Click on the photo above to view images, drawings and data of the Crouch End House in the AJ Buildings Library
The design involved building on the full extent of the site at ground level with a set-back first floor.
The dwelling is entered through a discreet bespoke gate clad in mirror polished black Rimex metal. The courtyard is a small private space, which leads to the entrance of the house.
Adjacent to the courtyard is the second bedroom. A large bi-folding window from this room, opening directly onto this space, allows for privacy when the window is fully opened, as the courtyard is not overlooked.
Bedrooms and bathroom are situated on the ground floor. The kink in plan between bathroom and main bedroom allows for a small terrace accessed via a full-height glazed door and a window to the bathroom.
Both the main bedroom and bathroom doors are clad in Danish oiled Thermowood timber. These doors sit discreetly within the walls of the bathroom, clad in the same timber.
On the first floor are the living room and kitchen. A pair of French doors forms a continuation to the external elevation of a large window from the bedroom below.
It is screened at this level by an arrangement of timber cladding, intended to slightly conceal views of a plain neighbouring gable end.
Above the dining area is a centrally located Sunsquare rooflight. The French door and rooflight create amazing plays of light and shadow during the day. The ‘Picture Frame’ window facing Denton Road has a large slider with great views, defining the room as a bright living space.
David Taylor, director, AAVA
CRMZ, Widnes, by Austin-Smith:Lord
Click on the photo above to view images, drawings and data of the CRMZ, WIdnes in the AJ Buildings Library
CRMZ, the youth mega-club in Widnes, has been well received in a community with high levels of deprivation. It was built as part of the central government’s ‘Myplace’ lottery-funded initiative to deliver youth facilities throughout England.
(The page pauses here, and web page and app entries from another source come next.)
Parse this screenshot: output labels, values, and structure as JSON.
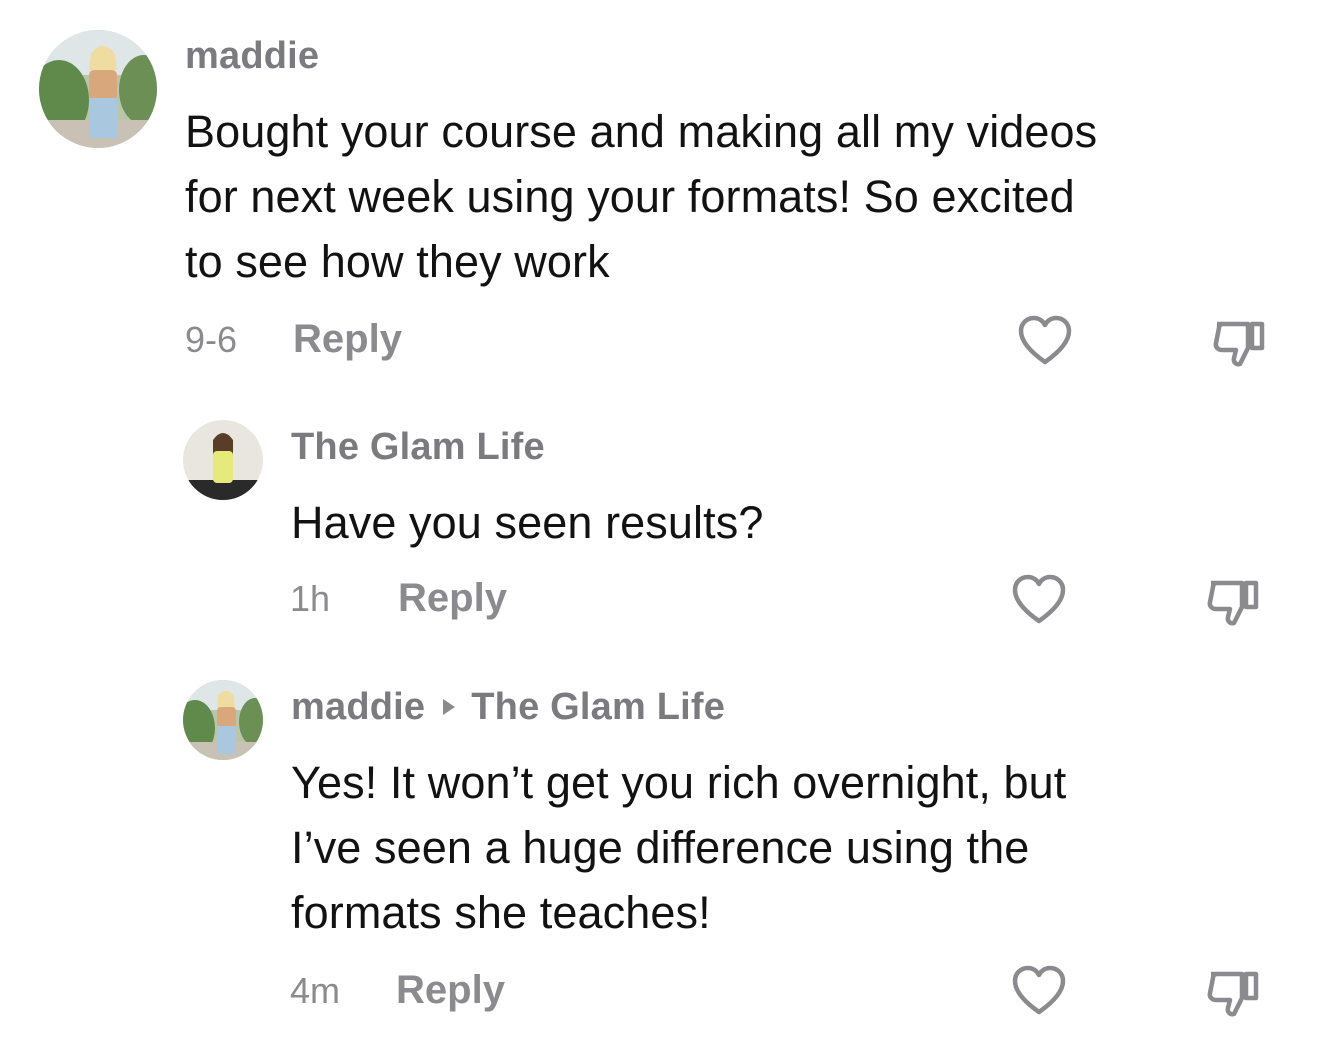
{
  "comments": [
    {
      "username": "maddie",
      "text_lines": [
        "Bought your course and making all my videos",
        "for next week using your formats! So excited",
        "to see how they work"
      ],
      "time": "9-6",
      "reply_label": "Reply",
      "like_icon": "heart-icon",
      "dislike_icon": "thumbs-down-icon"
    },
    {
      "username": "The Glam Life",
      "text_lines": [
        "Have you seen results?"
      ],
      "time": "1h",
      "reply_label": "Reply",
      "like_icon": "heart-icon",
      "dislike_icon": "thumbs-down-icon"
    },
    {
      "username": "maddie",
      "reply_to": "The Glam Life",
      "text_lines": [
        "Yes! It won’t get you rich overnight, but",
        "I’ve seen a huge difference using the",
        "formats she teaches!"
      ],
      "time": "4m",
      "reply_label": "Reply",
      "like_icon": "heart-icon",
      "dislike_icon": "thumbs-down-icon"
    }
  ],
  "colors": {
    "secondary_text": "#8a8a8f",
    "primary_text": "#121212",
    "background": "#ffffff"
  }
}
Promoted by Halton Borough Council, it not only realises the scheme’s aims but is a fine example of a refurbished Art Deco building.
The former health centre was re-ordered and extended around a courtyard to create a generous community centre. It offers wellequipped fitness and sports facilities, chill-out spaces, art and IT rooms, media suites (including recording studios), a performance hall, therapy rooms and a training kitchen.
The multifunction hall was designed and built to minimise energy use, and provides high thermal mass.
The south-facing orientation reduces energy consumption for heating and lighting. Solar glazing to the south facade minimises the need for air conditioning in the summer months.
The hall is naturally ventilated by two Monodraught towers and incorporates night-time cooling. It has an efficient underfloor heating system and the extension facilities have enhanced U-values.
Original column heat emitters have been overhauled, and the existing distribution pipework and inefficient boilers have been replaced.
Mike Yates, director, Austin-Smith: Lord
AJ Specification 09.11 – Doors & Windows